Kingdom recognized the independence of Abdul Aziz's realm
(then known as the Kingdom of Hijaz and Nejd).
In 1932, these regions were unified as the Kingdom of Saudi
Arabia. The discovery of oil on March 3, 1938 in Dhahran
transformed the country.
Abd al-Aziz Bin Abd al-Rahman al-Faysal Al Sa'ud
LEGAL SYSTEM Islamic Law (Shari’ah)
King. The Saudi Arabian Basic Law mandates that the
throne remains in the possession of the sons and
descendants of the kingdom’s founder.
Divided into 13 provinces. Each province is governed
by a prince or member of the royal family.
Saudi Arabia has no formal constitution.
However, by Royal Decree in 1992, the King
implemented the BASIC LAW of GOVERNANCE.
• Informal Constitution, articulates
the government's rights and
responsibilities, was established
by royal decree in 1992.
• Formal ConstitutionQur’an and
Rule passes to the sons of the founding King, Abd
al-Aziz Bin Abd al-Rahman al-Faysal Al Sa'ud, and to
their children's children. The most upright among them
is to receive allegiance in accordance with the principles
of the Holy Koran and the Tradition of the Venerable
The King chooses the Heir Apparent and relieves him of
his duties by Royal order.
(d) The Heir Apparent is to devote his time to his duties
as an Heir Apparent and to whatever missions the King
entrusts him with.
(e) The Heir Apparent takes over the powers of the King
on the latter's death until the act of allegiance has been
o Government in Saudi Arabia derives power from the Holy Koran
and the Prophet's tradition.
Article 8 [Government Principles]
o Government in the Kingdom of Saudi Arabia is based on the
premise of justice, consultation, and equality in accordance with
the Islamic Shari'ah.
The King is also the prime minister, chief of state, the
head of government, and commander in chief of the
military of Saudi Arabia.
The monarchy is hereditary, so there are no elections for
The King's Cabinet, or Council of Ministers, is appointed
by the King every four years, and includes many family
members. There are 22 government ministries that are
part of the Cabinet.
This is made up of a Consultative Council (also known
as Majlis as-Shura or Shura Council) advises the King
on issues that are important to Saudi Arabia
The Consultative Council currently consists of 150
members appointed by the King for a four-year
Based on their experience, members are assigned to
committees.
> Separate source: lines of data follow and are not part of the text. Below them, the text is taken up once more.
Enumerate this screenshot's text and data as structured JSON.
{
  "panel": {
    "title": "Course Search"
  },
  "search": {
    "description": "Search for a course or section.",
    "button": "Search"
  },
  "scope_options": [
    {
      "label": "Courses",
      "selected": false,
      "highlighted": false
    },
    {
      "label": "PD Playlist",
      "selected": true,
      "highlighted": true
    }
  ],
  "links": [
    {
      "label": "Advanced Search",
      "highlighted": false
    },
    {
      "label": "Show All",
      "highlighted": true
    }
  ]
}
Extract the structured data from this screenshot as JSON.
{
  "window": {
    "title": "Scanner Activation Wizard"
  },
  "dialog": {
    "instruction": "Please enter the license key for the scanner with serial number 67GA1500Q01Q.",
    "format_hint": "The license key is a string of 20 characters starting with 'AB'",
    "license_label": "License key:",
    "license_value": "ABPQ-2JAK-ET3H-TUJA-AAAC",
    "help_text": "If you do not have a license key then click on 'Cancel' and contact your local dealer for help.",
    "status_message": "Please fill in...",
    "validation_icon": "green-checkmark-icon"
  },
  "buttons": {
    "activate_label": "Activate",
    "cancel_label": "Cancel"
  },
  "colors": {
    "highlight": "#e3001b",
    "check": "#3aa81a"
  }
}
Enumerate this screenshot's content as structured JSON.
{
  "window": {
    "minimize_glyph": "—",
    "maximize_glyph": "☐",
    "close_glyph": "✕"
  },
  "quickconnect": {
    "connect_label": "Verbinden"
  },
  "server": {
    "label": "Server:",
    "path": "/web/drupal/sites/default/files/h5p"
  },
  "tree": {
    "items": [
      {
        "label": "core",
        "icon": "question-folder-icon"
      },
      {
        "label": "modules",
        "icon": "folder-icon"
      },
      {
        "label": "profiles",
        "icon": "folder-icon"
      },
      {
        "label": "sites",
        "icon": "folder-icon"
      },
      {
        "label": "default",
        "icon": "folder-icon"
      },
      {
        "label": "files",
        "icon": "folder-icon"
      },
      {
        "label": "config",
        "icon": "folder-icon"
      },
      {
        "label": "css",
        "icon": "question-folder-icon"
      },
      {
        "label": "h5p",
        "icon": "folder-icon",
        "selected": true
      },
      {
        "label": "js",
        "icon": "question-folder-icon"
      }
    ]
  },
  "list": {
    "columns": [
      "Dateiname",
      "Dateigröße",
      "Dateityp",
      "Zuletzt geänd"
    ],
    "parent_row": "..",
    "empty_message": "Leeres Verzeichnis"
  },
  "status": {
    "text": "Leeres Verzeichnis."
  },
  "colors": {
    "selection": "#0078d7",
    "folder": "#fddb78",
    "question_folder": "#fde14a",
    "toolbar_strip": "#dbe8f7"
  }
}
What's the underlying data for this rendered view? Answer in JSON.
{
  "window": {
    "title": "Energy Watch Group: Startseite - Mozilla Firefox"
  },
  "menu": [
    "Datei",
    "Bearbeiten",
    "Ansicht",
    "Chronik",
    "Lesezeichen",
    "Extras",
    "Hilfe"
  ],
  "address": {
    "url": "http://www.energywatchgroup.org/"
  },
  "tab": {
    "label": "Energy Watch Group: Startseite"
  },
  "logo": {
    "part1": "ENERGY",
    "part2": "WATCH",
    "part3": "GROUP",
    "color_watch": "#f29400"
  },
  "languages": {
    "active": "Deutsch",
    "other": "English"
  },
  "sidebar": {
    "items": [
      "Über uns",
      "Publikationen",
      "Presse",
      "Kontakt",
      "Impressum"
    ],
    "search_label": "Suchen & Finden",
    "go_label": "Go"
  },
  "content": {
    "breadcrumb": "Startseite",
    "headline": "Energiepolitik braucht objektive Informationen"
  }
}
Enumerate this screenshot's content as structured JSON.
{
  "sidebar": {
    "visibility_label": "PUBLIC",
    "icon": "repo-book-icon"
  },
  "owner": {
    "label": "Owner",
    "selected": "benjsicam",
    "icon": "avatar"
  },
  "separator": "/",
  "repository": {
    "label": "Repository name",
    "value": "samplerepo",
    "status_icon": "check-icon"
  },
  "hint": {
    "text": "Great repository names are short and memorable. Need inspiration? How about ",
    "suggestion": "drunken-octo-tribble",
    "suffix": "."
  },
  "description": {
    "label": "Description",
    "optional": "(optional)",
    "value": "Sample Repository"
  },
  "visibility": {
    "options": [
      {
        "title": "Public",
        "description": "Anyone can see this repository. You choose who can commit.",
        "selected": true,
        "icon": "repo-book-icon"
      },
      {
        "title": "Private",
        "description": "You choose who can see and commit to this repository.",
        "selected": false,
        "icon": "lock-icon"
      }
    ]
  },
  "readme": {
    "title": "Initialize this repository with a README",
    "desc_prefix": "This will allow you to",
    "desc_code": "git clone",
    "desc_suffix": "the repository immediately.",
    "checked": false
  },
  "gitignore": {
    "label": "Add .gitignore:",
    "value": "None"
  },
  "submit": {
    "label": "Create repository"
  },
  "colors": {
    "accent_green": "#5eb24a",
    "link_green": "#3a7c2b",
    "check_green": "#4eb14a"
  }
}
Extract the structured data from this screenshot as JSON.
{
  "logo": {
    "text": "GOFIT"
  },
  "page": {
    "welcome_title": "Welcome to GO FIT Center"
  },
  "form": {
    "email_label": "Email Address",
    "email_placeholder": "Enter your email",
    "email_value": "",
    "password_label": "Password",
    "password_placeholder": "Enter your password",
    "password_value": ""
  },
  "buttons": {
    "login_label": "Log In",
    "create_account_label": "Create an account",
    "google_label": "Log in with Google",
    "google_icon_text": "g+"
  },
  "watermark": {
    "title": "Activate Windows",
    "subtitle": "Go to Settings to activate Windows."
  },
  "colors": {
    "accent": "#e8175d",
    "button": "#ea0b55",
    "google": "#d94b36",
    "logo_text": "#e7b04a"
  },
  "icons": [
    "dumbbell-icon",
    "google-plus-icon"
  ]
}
There are 12 committees that deal with
human rights, education, culture, information, health and
social affairs, services and public utilities, foreign
affairs, security, administration, Islamic affairs, economy
and industry, and finance.
In September 2011, King Abdullah announced that
women would have the right to be appointed to the
And, in January 2013, the King appointed 30 women to
serve four-year terms on the Council, following passing
of a law stating that women should constitute at least
20% of the Council's membership.
No legislature in Saudi Arabia.
Laws originate from the Council of Ministers of Majlis Al-
The King governs with the assistance and advice of the
Council of Ministers (Cabinet) = composes of 22 ministry
The Council drafts resolution which are binding upon a
majority vote of the members, but enactment of the
resolution is dependent upon ratification by the King’s
The country is governed and justice is administered
according to Islamic law.
The Saudi court system consists of three main parts. The
largest is the Shari’ah Courts, which hear most cases in
the Saudi legal system.
The Shari’ah courts are organized into several
categories: Courts of the First Instance (Summary and
General Courts), Courts of Cassation and the Supreme
by supervising the
Trial courts: general
courts (outside the
summary court) and
(minor and civil and
Supplementing the Shari’ah courts is the Board of
Grievances, which hears cases that involve the
government. The third part of the Saudi court system
consists of various committees within government
ministries that address specific disputes, such as labor
Justice is administered by a system of religious courts
whose judges are appointed by the King on the
recommendation of the Supreme Judicial Council.
The independence of the judiciary is protected by law.
The King acts as the highest court of appeal and has the
power to pardon